2) Say itiphone reminder

I probably come up with most of my tasks while I’m driving. So I tell OmniFocus. I say it aloud.

OmniFocus works with Siri so I can say aloud “Remind me to phone Angela when I get home” and it will go into OmniFocus. (And when I get home, ping. Location Reminders are a stunning thing. Apple introduced them in its Reminders app, every decent To Do software has followed along.)

Slight problem. You do this via Siri and so after you’ve said “Remind me to take a screenshot for the OmniFocus blog post”, Siri will say aloud “Here’s your reminder. Shall I create it?” But because I’m driving, I can’t look at the screen to see what it thinks I’ve said. So invariably I say yes.

Usually it’s got it right. Sometimes it is astonishing what it has got right – or strange what it’s got wrong. But once or twice now, I have got home, looked at my OmniFocus reminders list and had not one single chance of figuring out what was so important.

3) Email it

An email comes in with something I need to do. I forward it. Straight into my OmniFocus list. The end.

I’ve just looked into this and it turns out that I have used this feature three times a day since it was introduced in December 2012. That’s 1,411 and I have to tell you that I am astonished it is so few.

Email after email, wallop. Straight in to OmniFocus.

If an email includes several things I have to do, which is common, then I could forward the same email several times. Or I could select a portion of the email, then hit forward – and it only forwards that section. This is a feature of OS X Mail and probably most email services but is especially handy here. Select one task in the middle of the email, press Forward, enter my OmniFocus email address and maybe change the subject heading to something about the task. Send. Gone.

The time it took to say that to you far exceeds how long it takes me to do it. Especially the bit about entering my OmniFocus email address.

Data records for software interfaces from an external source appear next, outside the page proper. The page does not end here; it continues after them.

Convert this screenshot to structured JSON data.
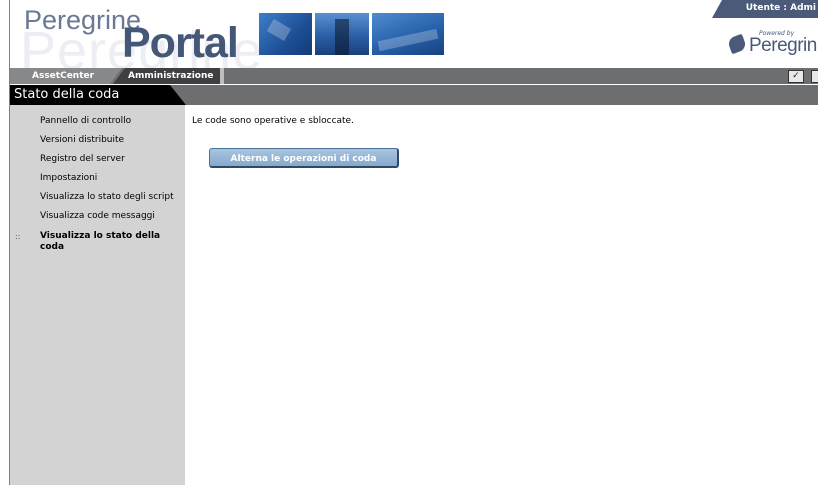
{
  "header": {
    "brand_small": "Peregrine",
    "brand_big": "Portal",
    "brand_ghost": "Peregrine",
    "user_label": "Utente : Admi",
    "powered_by": "Powered by",
    "powered_brand": "Peregrin"
  },
  "tabs": [
    {
      "label": "AssetCenter"
    },
    {
      "label": "Amministrazione"
    }
  ],
  "toolbar": {
    "icons": [
      "check-icon",
      "document-icon"
    ]
  },
  "page": {
    "title": "Stato della coda"
  },
  "sidebar": {
    "items": [
      {
        "label": "Pannello di controllo"
      },
      {
        "label": "Versioni distribuite"
      },
      {
        "label": "Registro del server"
      },
      {
        "label": "Impostazioni"
      },
      {
        "label": "Visualizza lo stato degli script"
      },
      {
        "label": "Visualizza code messaggi"
      },
      {
        "label": "Visualizza lo stato della coda",
        "active": true
      }
    ],
    "active_marker": "::"
  },
  "main": {
    "status_message": "Le code sono operative e sbloccate.",
    "toggle_button_label": "Alterna le operazioni di coda"
  },
  "colors": {
    "header_bar": "#6d6e70",
    "title_tab": "#000000",
    "sidebar_bg": "#d3d3d3",
    "button_bg": "#94b3d3",
    "brand_text": "#445777"
  }
}
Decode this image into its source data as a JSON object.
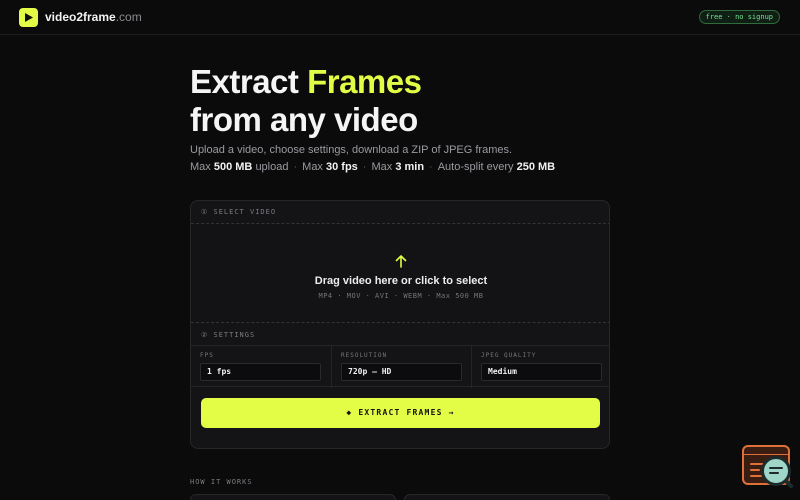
{
  "header": {
    "brand": "video2frame",
    "brand_domain": ".com",
    "badge": "free · no signup",
    "icon": "play-icon"
  },
  "hero": {
    "title_part1": "Extract",
    "title_accent": "Frames",
    "title_line2": "from any video",
    "subtitle": "Upload a video, choose settings, download a ZIP of JPEG frames.",
    "limits": [
      {
        "prefix": "Max",
        "value": "500 MB",
        "suffix": "upload"
      },
      {
        "prefix": "Max",
        "value": "30 fps",
        "suffix": ""
      },
      {
        "prefix": "Max",
        "value": "3 min",
        "suffix": ""
      },
      {
        "prefix": "Auto-split every",
        "value": "250 MB",
        "suffix": ""
      }
    ]
  },
  "upload": {
    "section_label": "① SELECT VIDEO",
    "drop_title": "Drag video here or click to select",
    "drop_formats": "MP4 · MOV · AVI · WEBM · Max 500 MB",
    "icon": "upload-arrow-icon"
  },
  "settings": {
    "section_label": "② SETTINGS",
    "fps": {
      "label": "FPS",
      "value": "1 fps"
    },
    "resolution": {
      "label": "RESOLUTION",
      "value": "720p — HD"
    },
    "quality": {
      "label": "JPEG QUALITY",
      "value": "Medium"
    }
  },
  "action": {
    "extract_label": "◆ EXTRACT FRAMES →"
  },
  "how": {
    "label": "HOW IT WORKS"
  },
  "colors": {
    "accent": "#e3fc45",
    "background": "#0b0b0c",
    "badge_green": "#76e08f"
  }
}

You get given a secret address, you add it to your Contacts or Address Book, and ever since then I just have to start typing the letters “Om” and Mail fills out the rest for me.


I use all three versions of OmniFocus: Mac, iPhone and iPad. And I use them because they work even better together than apart – and because having the three means I can record or capture any task that enters my butterfly mind. Wherever I am, whatever I’m doing.

Next, I have to actually do some To Dos.